Coty/Avon: A Low Bid May Be the Best Offer
Avon Products Chairman and CEO Andrea Jung may have a hard time fending off a takeover by New York-based perfume maker Coty, which has offered $10 billion to buy the world’s largest door-to-door seller of cosmetics. Avon has rejected the bid, which values the company at 8.9 times its 2011 earnings, as too low. There may not be any other suitors; Avon is grappling with slow sales and seeking a new CEO. Rommel Dionisio, an analyst at Wedbush Securities, says the company’s direct-selling model is an awkward fit for potential bidders such as Procter & Gamble. An ongoing Securities and Exchange Commission probe into Avon’s overseas business practices is another negative.
Burger King: Going Public—Again

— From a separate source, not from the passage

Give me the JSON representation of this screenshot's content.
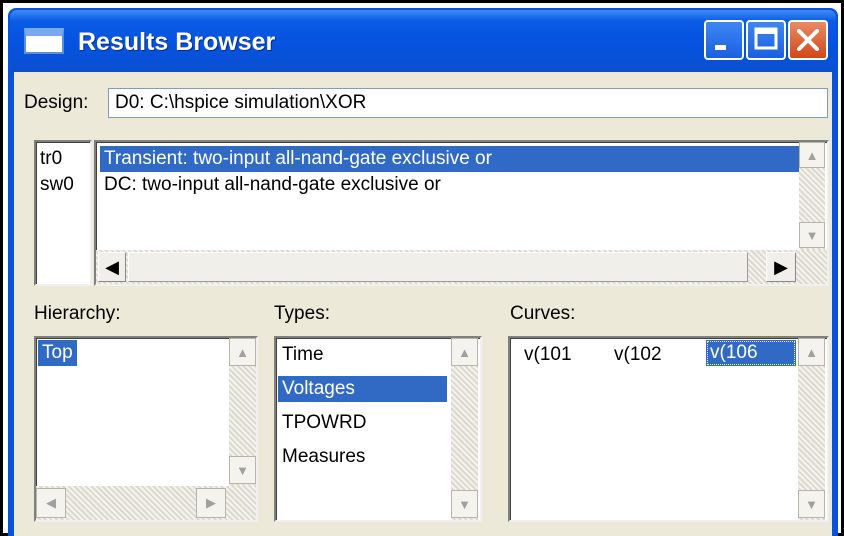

Burger King Holdings, the fast-food chain taken private in 2010 by New York investment firm 3G Capital, will go public again after merging with a company owned by financier William Ackman. 3G will get $1.4 billion in cash to transfer Burger King to Justice Holdings, a company co-founded by Ackman. Justice and its founders will hold 29 percent, giving Burger King a potential equity value of about $4.8 billion. 3G paid $3.3 billion for Burger King, whose sales have stalled, just 18 months ago.
Nike: The NFL’s Spring Line
While Nike dresses some college teams in designs that range from lizard skins to wings, its new uniforms for the National Football League hew closely to the 92-year-old league’s traditional look. Nike took over the NFL clothing license on April 1 from Adidas’s Reebok unit, which held it for more than a decade. The deal may add $500 million a year in sales, according to analyst Chris Svezia for Susquehanna Financial Group. Nike says the uniforms are lighter and have more stretch to improve a player’s mobility.
CVR Energy: Shareholders Back Icahn
Billionaire investor Carl Icahn says he has majority shareholder support for his unsolicited $2.6 billion takeover bid for CVR Energy, setting up a proxy fight at the refiner’s annual meeting next month. The $30-a-share offer would give Icahn a 69 percent stake in the Texas company, allowing him to move forward on a plan to replace the board and eventually sell the company, which he says is undervalued. CVR has benefited from an oversupply of crude in the U.S. Midwest that has depressed prices for the oil it processes at its two refineries.
Ford Motor: A concierge for buyers
Ford Motor, which cut 35 percent of its big-city Lincoln dealers last year, is asking the survivors to put their sales staff through a training academy that emulates the concierge service at a luxury hotel. Ford hired Les Clefs d’Or, an international association of hotel concierges, to help create a “Lincoln Academy.” CEO Alan Mulally wants to attract a younger, wealthier clientele to its premium marques. Lincoln, whose buyers average 65 years old, has seen sales slide 63 percent since peaking in 1990.